Work task: Output each entry in full so that the result matches the data exactly.

Provided information:
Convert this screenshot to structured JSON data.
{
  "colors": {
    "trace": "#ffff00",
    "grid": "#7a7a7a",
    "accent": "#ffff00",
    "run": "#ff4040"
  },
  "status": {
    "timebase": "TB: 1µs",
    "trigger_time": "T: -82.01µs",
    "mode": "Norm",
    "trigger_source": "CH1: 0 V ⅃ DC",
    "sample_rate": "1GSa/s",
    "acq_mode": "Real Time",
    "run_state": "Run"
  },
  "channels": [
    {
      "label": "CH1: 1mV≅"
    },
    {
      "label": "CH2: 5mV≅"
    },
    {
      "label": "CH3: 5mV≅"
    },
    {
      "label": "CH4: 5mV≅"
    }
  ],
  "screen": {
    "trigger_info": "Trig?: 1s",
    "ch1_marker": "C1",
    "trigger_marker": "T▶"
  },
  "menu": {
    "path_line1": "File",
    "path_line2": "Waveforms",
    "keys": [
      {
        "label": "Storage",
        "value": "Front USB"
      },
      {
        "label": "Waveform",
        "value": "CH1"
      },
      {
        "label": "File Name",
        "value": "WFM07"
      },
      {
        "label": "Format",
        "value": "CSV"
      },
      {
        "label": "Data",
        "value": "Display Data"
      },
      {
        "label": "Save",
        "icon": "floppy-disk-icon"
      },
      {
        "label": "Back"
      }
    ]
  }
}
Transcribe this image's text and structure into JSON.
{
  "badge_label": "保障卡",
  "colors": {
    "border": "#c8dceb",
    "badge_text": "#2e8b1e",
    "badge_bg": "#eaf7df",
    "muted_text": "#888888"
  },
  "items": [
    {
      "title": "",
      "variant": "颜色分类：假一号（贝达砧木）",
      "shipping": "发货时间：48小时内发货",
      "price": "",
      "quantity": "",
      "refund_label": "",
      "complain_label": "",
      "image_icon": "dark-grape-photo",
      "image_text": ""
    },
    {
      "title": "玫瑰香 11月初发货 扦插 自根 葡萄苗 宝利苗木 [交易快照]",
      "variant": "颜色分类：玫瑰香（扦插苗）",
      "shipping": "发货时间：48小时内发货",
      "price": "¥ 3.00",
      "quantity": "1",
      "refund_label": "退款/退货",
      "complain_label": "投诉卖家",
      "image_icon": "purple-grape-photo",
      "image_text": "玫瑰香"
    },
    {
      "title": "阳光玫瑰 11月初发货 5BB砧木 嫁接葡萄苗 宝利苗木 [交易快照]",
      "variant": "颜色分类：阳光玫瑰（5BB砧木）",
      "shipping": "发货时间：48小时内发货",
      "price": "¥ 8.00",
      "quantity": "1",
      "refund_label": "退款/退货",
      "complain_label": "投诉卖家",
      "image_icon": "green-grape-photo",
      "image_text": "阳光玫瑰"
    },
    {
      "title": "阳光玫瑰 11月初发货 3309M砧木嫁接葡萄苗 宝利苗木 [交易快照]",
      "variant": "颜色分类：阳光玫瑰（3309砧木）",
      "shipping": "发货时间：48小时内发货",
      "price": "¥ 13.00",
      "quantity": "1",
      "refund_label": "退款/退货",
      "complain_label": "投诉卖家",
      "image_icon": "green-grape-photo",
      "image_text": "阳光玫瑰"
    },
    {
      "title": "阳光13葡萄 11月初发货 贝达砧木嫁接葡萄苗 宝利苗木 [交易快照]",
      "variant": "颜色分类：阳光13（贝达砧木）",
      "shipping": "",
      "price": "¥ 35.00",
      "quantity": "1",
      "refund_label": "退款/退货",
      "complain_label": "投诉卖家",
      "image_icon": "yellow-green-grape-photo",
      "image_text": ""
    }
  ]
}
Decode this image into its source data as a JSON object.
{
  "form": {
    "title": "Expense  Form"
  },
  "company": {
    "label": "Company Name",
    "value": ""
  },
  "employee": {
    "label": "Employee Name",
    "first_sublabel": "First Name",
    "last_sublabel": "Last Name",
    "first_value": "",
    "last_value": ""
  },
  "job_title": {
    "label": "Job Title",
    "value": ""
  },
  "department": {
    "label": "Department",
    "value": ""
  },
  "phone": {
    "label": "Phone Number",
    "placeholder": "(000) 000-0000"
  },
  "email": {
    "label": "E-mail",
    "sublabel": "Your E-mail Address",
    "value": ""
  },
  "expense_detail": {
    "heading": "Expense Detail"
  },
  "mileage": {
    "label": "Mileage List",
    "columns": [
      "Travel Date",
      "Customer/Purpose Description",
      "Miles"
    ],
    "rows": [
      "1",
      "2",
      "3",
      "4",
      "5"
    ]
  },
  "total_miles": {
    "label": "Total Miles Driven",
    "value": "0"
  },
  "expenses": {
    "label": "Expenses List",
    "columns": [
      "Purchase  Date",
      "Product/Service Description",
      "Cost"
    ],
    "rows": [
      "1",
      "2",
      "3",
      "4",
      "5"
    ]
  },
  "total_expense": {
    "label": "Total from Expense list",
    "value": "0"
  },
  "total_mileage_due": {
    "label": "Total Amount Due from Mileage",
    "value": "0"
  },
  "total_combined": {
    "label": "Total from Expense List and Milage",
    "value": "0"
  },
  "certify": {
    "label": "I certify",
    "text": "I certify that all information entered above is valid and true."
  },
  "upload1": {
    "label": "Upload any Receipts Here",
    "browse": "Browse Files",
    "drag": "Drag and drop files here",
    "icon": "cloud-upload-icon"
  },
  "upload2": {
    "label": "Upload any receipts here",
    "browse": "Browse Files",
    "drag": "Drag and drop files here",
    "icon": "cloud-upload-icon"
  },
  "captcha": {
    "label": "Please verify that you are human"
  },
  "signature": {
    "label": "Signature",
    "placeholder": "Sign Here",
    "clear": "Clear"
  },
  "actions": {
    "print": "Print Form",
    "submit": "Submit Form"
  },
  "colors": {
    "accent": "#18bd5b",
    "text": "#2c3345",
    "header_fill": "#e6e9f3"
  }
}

Result:
Convert this screenshot to structured JSON data.
{
  "colors": {
    "trace": "#ffff00",
    "grid": "#7a7a7a",
    "accent": "#ffff00",
    "run": "#ff4040"
  },
  "status": {
    "timebase": "TB: 1µs",
    "trigger_time": "T: -82.01µs",
    "mode": "Norm",
    "trigger_source": "CH1: 0 V ⅃ DC",
    "sample_rate": "1GSa/s",
    "acq_mode": "Real Time",
    "run_state": "Run"
  },
  "channels": [
    {
      "label": "CH1: 1mV≅"
    },
    {
      "label": "CH2: 5mV≅"
    },
    {
      "label": "CH3: 5mV≅"
    },
    {
      "label": "CH4: 5mV≅"
    }
  ],
  "screen": {
    "trigger_info": "Trig?: 1s",
    "ch1_marker": "C1",
    "trigger_marker": "T▶"
  },
  "menu": {
    "path_line1": "File",
    "path_line2": "Waveforms",
    "keys": [
      {
        "label": "Storage",
        "value": "Front USB"
      },
      {
        "label": "Waveform",
        "value": "CH1"
      },
      {
        "label": "File Name",
        "value": "WFM07"
      },
      {
        "label": "Format",
        "value": "CSV"
      },
      {
        "label": "Data",
        "value": "Display Data"
      },
      {
        "label": "Save",
        "icon": "floppy-disk-icon"
      },
      {
        "label": "Back"
      }
    ]
  }
}
Transcribe this image's text and structure into JSON.
{
  "badge_label": "保障卡",
  "colors": {
    "border": "#c8dceb",
    "badge_text": "#2e8b1e",
    "badge_bg": "#eaf7df",
    "muted_text": "#888888"
  },
  "items": [
    {
      "title": "",
      "variant": "颜色分类：假一号（贝达砧木）",
      "shipping": "发货时间：48小时内发货",
      "price": "",
      "quantity": "",
      "refund_label": "",
      "complain_label": "",
      "image_icon": "dark-grape-photo",
      "image_text": ""
    },
    {
      "title": "玫瑰香 11月初发货 扦插 自根 葡萄苗 宝利苗木 [交易快照]",
      "variant": "颜色分类：玫瑰香（扦插苗）",
      "shipping": "发货时间：48小时内发货",
      "price": "¥ 3.00",
      "quantity": "1",
      "refund_label": "退款/退货",
      "complain_label": "投诉卖家",
      "image_icon": "purple-grape-photo",
      "image_text": "玫瑰香"
    },
    {
      "title": "阳光玫瑰 11月初发货 5BB砧木 嫁接葡萄苗 宝利苗木 [交易快照]",
      "variant": "颜色分类：阳光玫瑰（5BB砧木）",
      "shipping": "发货时间：48小时内发货",
      "price": "¥ 8.00",
      "quantity": "1",
      "refund_label": "退款/退货",
      "complain_label": "投诉卖家",
      "image_icon": "green-grape-photo",
      "image_text": "阳光玫瑰"
    },
    {
      "title": "阳光玫瑰 11月初发货 3309M砧木嫁接葡萄苗 宝利苗木 [交易快照]",
      "variant": "颜色分类：阳光玫瑰（3309砧木）",
      "shipping": "发货时间：48小时内发货",
      "price": "¥ 13.00",
      "quantity": "1",
      "refund_label": "退款/退货",
      "complain_label": "投诉卖家",
      "image_icon": "green-grape-photo",
      "image_text": "阳光玫瑰"
    },
    {
      "title": "阳光13葡萄 11月初发货 贝达砧木嫁接葡萄苗 宝利苗木 [交易快照]",
      "variant": "颜色分类：阳光13（贝达砧木）",
      "shipping": "",
      "price": "¥ 35.00",
      "quantity": "1",
      "refund_label": "退款/退货",
      "complain_label": "投诉卖家",
      "image_icon": "yellow-green-grape-photo",
      "image_text": ""
    }
  ]
}
Decode this image into its source data as a JSON object.
{
  "form": {
    "title": "Expense  Form"
  },
  "company": {
    "label": "Company Name",
    "value": ""
  },
  "employee": {
    "label": "Employee Name",
    "first_sublabel": "First Name",
    "last_sublabel": "Last Name",
    "first_value": "",
    "last_value": ""
  },
  "job_title": {
    "label": "Job Title",
    "value": ""
  },
  "department": {
    "label": "Department",
    "value": ""
  },
  "phone": {
    "label": "Phone Number",
    "placeholder": "(000) 000-0000"
  },
  "email": {
    "label": "E-mail",
    "sublabel": "Your E-mail Address",
    "value": ""
  },
  "expense_detail": {
    "heading": "Expense Detail"
  },
  "mileage": {
    "label": "Mileage List",
    "columns": [
      "Travel Date",
      "Customer/Purpose Description",
      "Miles"
    ],
    "rows": [
      "1",
      "2",
      "3",
      "4",
      "5"
    ]
  },
  "total_miles": {
    "label": "Total Miles Driven",
    "value": "0"
  },
  "expenses": {
    "label": "Expenses List",
    "columns": [
      "Purchase  Date",
      "Product/Service Description",
      "Cost"
    ],
    "rows": [
      "1",
      "2",
      "3",
      "4",
      "5"
    ]
  },
  "total_expense": {
    "label": "Total from Expense list",
    "value": "0"
  },
  "total_mileage_due": {
    "label": "Total Amount Due from Mileage",
    "value": "0"
  },
  "total_combined": {
    "label": "Total from Expense List and Milage",
    "value": "0"
  },
  "certify": {
    "label": "I certify",
    "text": "I certify that all information entered above is valid and true."
  },
  "upload1": {
    "label": "Upload any Receipts Here",
    "browse": "Browse Files",
    "drag": "Drag and drop files here",
    "icon": "cloud-upload-icon"
  },
  "upload2": {
    "label": "Upload any receipts here",
    "browse": "Browse Files",
    "drag": "Drag and drop files here",
    "icon": "cloud-upload-icon"
  },
  "captcha": {
    "label": "Please verify that you are human"
  },
  "signature": {
    "label": "Signature",
    "placeholder": "Sign Here",
    "clear": "Clear"
  },
  "actions": {
    "print": "Print Form",
    "submit": "Submit Form"
  },
  "colors": {
    "accent": "#18bd5b",
    "text": "#2c3345",
    "header_fill": "#e6e9f3"
  }
}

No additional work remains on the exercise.